Data to use section start

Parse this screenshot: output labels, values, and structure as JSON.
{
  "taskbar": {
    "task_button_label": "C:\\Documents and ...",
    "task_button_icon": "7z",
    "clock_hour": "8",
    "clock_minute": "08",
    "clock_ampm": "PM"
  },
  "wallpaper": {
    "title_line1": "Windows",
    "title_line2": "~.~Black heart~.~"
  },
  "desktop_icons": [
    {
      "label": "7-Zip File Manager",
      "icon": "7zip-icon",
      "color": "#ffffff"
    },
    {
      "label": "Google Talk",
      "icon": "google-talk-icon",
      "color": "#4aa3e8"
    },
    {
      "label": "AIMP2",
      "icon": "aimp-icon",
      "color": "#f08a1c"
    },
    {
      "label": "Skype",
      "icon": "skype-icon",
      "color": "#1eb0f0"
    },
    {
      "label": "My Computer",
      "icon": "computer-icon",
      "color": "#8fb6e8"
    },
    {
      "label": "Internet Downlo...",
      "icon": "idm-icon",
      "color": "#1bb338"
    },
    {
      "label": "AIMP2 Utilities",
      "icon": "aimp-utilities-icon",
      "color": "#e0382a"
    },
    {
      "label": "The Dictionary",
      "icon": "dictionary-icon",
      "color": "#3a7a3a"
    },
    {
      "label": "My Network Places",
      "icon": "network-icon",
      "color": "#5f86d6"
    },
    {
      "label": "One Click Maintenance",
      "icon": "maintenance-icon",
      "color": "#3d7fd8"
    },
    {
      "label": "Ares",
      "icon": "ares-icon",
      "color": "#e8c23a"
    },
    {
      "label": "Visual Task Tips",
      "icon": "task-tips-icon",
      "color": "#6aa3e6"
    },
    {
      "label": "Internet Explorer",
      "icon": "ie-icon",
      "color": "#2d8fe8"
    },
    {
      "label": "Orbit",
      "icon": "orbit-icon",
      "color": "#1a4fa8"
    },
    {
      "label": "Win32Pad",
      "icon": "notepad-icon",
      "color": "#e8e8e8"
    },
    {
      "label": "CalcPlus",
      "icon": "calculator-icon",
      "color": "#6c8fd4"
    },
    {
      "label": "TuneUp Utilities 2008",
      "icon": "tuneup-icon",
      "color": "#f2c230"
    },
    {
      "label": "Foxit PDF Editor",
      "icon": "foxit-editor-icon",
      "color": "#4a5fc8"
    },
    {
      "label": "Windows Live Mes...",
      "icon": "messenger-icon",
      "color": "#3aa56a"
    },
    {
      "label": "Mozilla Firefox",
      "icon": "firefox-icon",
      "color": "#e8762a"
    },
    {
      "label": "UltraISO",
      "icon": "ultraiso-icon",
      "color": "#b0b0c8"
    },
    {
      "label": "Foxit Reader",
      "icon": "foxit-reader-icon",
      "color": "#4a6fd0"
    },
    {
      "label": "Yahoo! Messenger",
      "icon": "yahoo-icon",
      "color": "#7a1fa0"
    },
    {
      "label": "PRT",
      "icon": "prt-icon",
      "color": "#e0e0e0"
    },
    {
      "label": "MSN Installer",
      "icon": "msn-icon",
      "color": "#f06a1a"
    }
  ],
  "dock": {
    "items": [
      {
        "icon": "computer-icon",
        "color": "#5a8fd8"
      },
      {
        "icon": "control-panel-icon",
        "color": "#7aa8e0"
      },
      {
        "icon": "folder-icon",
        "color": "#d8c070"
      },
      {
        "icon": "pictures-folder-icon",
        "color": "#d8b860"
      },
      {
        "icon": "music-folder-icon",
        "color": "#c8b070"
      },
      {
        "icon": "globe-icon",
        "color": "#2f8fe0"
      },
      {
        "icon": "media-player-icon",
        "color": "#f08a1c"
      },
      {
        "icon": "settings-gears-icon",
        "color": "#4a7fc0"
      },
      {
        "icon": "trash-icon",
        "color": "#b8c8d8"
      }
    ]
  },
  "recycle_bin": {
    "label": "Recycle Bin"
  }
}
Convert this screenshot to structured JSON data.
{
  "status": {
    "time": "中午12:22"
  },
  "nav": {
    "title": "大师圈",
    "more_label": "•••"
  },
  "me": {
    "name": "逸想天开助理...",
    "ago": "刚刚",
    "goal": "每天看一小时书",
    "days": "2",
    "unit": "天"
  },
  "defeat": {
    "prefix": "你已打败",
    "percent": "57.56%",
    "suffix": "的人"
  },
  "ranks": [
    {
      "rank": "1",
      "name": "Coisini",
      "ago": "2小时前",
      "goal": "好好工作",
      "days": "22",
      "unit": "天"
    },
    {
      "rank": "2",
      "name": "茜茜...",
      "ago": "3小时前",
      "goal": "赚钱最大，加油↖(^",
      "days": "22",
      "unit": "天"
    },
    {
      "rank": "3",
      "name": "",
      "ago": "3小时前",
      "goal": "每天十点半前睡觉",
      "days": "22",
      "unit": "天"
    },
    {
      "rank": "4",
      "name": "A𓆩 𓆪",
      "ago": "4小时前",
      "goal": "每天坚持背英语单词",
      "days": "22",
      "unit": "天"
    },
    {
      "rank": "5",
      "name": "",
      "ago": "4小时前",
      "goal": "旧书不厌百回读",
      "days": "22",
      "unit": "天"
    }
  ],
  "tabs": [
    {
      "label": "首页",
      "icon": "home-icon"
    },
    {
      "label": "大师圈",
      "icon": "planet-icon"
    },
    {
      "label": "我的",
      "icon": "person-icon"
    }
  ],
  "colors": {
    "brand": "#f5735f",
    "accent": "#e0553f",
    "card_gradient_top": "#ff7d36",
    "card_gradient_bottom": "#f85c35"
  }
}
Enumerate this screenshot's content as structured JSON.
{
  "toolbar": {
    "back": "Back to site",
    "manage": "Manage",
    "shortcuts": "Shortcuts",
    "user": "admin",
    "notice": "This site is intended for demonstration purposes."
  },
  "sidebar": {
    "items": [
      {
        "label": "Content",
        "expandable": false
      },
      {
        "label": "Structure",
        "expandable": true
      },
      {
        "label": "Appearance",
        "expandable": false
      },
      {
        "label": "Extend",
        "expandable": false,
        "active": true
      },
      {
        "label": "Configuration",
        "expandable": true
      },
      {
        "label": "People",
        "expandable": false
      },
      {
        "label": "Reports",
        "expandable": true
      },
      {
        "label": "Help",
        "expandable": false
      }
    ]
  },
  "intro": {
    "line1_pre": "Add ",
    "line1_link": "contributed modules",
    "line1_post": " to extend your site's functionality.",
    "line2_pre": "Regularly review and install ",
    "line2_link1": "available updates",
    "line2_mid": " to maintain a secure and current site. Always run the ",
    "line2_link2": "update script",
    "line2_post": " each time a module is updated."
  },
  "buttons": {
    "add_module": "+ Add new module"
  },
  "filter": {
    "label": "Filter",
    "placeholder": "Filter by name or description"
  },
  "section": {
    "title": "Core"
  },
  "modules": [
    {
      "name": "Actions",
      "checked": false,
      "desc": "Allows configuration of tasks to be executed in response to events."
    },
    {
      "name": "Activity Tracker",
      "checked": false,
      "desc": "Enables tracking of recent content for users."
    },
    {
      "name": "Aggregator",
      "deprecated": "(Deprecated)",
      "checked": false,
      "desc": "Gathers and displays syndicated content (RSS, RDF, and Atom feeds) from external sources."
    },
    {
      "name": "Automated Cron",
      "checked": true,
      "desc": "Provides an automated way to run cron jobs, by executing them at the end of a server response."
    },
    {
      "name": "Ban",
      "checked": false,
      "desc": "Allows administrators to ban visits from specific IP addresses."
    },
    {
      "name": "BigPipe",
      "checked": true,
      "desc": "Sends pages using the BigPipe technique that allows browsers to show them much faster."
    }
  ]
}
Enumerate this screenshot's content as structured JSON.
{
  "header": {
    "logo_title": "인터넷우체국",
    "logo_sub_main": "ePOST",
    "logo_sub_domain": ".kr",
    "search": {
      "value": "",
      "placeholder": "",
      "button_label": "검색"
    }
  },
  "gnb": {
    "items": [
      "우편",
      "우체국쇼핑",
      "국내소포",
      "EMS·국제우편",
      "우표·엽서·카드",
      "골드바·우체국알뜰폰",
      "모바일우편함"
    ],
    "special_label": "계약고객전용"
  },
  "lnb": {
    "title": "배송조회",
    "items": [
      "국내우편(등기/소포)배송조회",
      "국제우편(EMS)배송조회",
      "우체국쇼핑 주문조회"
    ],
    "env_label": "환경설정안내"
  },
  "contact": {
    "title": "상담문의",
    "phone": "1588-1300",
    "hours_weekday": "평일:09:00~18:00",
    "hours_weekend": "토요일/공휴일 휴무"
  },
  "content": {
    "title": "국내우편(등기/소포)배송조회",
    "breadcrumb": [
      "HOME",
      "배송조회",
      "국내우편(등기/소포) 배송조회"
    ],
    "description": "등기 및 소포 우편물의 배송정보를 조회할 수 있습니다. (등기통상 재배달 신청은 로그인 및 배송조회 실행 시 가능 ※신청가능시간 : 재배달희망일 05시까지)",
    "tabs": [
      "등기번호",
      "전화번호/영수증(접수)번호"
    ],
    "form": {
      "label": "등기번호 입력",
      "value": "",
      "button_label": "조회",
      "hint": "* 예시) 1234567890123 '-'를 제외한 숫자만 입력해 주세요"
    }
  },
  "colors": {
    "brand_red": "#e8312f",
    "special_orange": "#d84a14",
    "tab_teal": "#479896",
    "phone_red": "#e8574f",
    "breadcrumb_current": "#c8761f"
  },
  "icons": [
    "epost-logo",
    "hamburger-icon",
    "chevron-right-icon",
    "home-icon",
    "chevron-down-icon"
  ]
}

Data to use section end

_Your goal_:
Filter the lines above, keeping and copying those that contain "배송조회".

_Exercise result_:
    "title": "배송조회",
      "국내우편(등기/소포)배송조회",
      "국제우편(EMS)배송조회",
    "title": "국내우편(등기/소포)배송조회",
      "배송조회",
      "국내우편(등기/소포) 배송조회"
    "description": "등기 및 소포 우편물의 배송정보를 조회할 수 있습니다. (등기통상 재배달 신청은 로그인 및 배송조회 실행 시 가능 ※신청가능시간 : 재배달희망일 05시까지)",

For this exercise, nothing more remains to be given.